DAVE LAMMERS, Contributing Writer
Automotive semiconductors will be “the biggest growth driver” for the semiconductor industry in the coming years, “something that has never happened before,” said Gaurav Gupta, a research vice president at Gartner. The market research firm recently revised its 2023 semiconductor industry forecast, moving down from several percentage points of growth for next year to minus 2 percent, as consumer spending has proven sensitive to macro-economic trends.
Speaking at the “Smart Mobility” session during SEMICON West, Gupta said electric vehicles and automated driving features promise to take the semiconductor content of a car to an average of $1,440 by 2023 (FIGURE 1). By then, half of the top OEMs in the car industry will be designing their own chips, he added.
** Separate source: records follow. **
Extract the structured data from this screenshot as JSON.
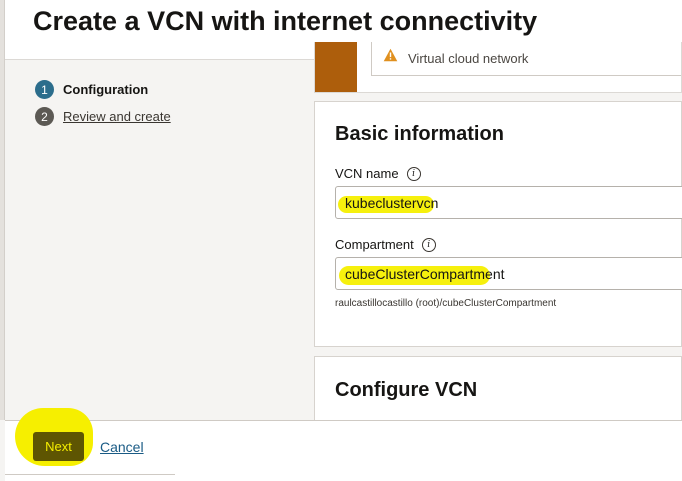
{
  "header": {
    "title": "Create a VCN with internet connectivity"
  },
  "steps": [
    {
      "number": "1",
      "label": "Configuration"
    },
    {
      "number": "2",
      "label": "Review and create"
    }
  ],
  "banner": {
    "text": "Virtual cloud network"
  },
  "basic_info": {
    "title": "Basic information",
    "vcn_name": {
      "label": "VCN name",
      "value": "kubeclustervcn"
    },
    "compartment": {
      "label": "Compartment",
      "value": "cubeClusterCompartment",
      "hint": "raulcastillocastillo (root)/cubeClusterCompartment"
    }
  },
  "configure_vcn": {
    "title": "Configure VCN"
  },
  "footer": {
    "next_label": "Next",
    "cancel_label": "Cancel"
  },
  "icons": {
    "info": "i",
    "warning": "warning-icon"
  },
  "colors": {
    "highlight": "#f6ef00",
    "banner_accent": "#ad5e0c",
    "step_active": "#2b6d8c",
    "link": "#1a5b85"
  }
}
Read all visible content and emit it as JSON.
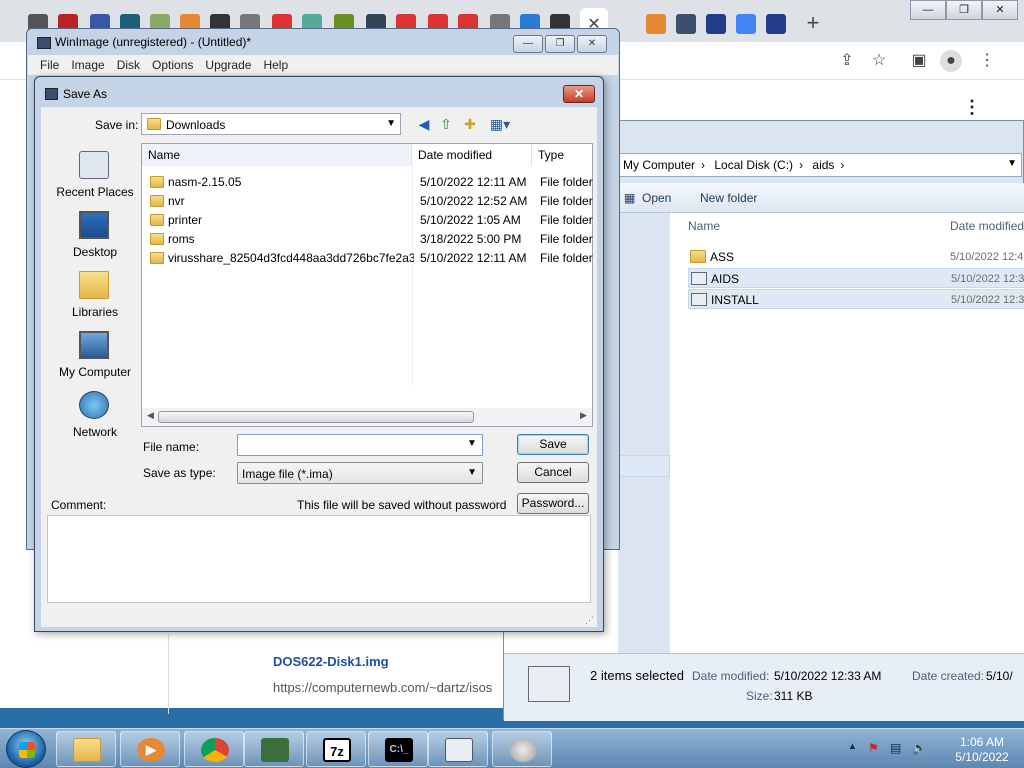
{
  "browser": {
    "search_result_title": "DOS622-Disk1.img",
    "search_result_url": "https://computernewb.com/~dartz/isos"
  },
  "explorer": {
    "breadcrumb": [
      "My Computer",
      "Local Disk (C:)",
      "aids"
    ],
    "toolbar": {
      "open": "Open",
      "new_folder": "New folder"
    },
    "columns": {
      "name": "Name",
      "date": "Date modified"
    },
    "items": [
      {
        "name": "ASS",
        "date": "5/10/2022 12:4"
      },
      {
        "name": "AIDS",
        "date": "5/10/2022 12:3"
      },
      {
        "name": "INSTALL",
        "date": "5/10/2022 12:3"
      }
    ],
    "details": {
      "count": "2 items selected",
      "date_label": "Date modified:",
      "date_value": "5/10/2022 12:33 AM",
      "created_label": "Date created:",
      "created_value": "5/10/",
      "size_label": "Size:",
      "size_value": "311 KB"
    }
  },
  "winimage": {
    "title": "WinImage (unregistered) - (Untitled)*",
    "menu": [
      "File",
      "Image",
      "Disk",
      "Options",
      "Upgrade",
      "Help"
    ]
  },
  "saveas": {
    "title": "Save As",
    "save_in_label": "Save in:",
    "save_in_value": "Downloads",
    "places": [
      "Recent Places",
      "Desktop",
      "Libraries",
      "My Computer",
      "Network"
    ],
    "columns": {
      "name": "Name",
      "date": "Date modified",
      "type": "Type"
    },
    "files": [
      {
        "name": "nasm-2.15.05",
        "date": "5/10/2022 12:11 AM",
        "type": "File folder"
      },
      {
        "name": "nvr",
        "date": "5/10/2022 12:52 AM",
        "type": "File folder"
      },
      {
        "name": "printer",
        "date": "5/10/2022 1:05 AM",
        "type": "File folder"
      },
      {
        "name": "roms",
        "date": "3/18/2022 5:00 PM",
        "type": "File folder"
      },
      {
        "name": "virusshare_82504d3fcd448aa3dd726bc7fe2a3...",
        "date": "5/10/2022 12:11 AM",
        "type": "File folder"
      }
    ],
    "filename_label": "File name:",
    "filename_value": "",
    "type_label": "Save as type:",
    "type_value": "Image file (*.ima)",
    "save_button": "Save",
    "cancel_button": "Cancel",
    "password_button": "Password...",
    "comment_label": "Comment:",
    "password_note": "This file will be saved without password"
  },
  "taskbar": {
    "time": "1:06 AM",
    "date": "5/10/2022",
    "app_7zip": "7z"
  }
}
Advanced driver-assistance system (ADAS) Level 2 (including autonomous obstacle avoidance and autonomous parking) and Level 3 (where the vehicle handles emergency braking and other situations calling for an immediate response) will provide much of the growth. However, fully self-driving vehicles (Levels 4 and 5) will remain in the single digits over the next decade in terms of market penetration, Gupta said.
Leopold Beer, a vice president at Bosch Semiconductors, said Bosch adheres to a vision of the “software defined vehicle,” with automotive semiconductors being capable of over-the-air updates. Rather than have hundreds of controllers in a vehicle, Beer said Bosch envisions a car have three main functional blocks, with sensors and actuators feeding information into several powerful central control units. These processors would be updateable, with functions plugged in and pulled out as needs evolve.
“I have never seen so much controversy in our industry,” Beer said, noting that safety concerns create levels of complexity not seen in consumer systems. “A car is not a smart phone,” he said, adding that his company will invest about $3 billion in its Dresden fab over the next few years.
Read the full article, which includes sections on difficult technical challenges, adversarial scenarios and WBG substrate challenges, in Semiconductor Digest magazine.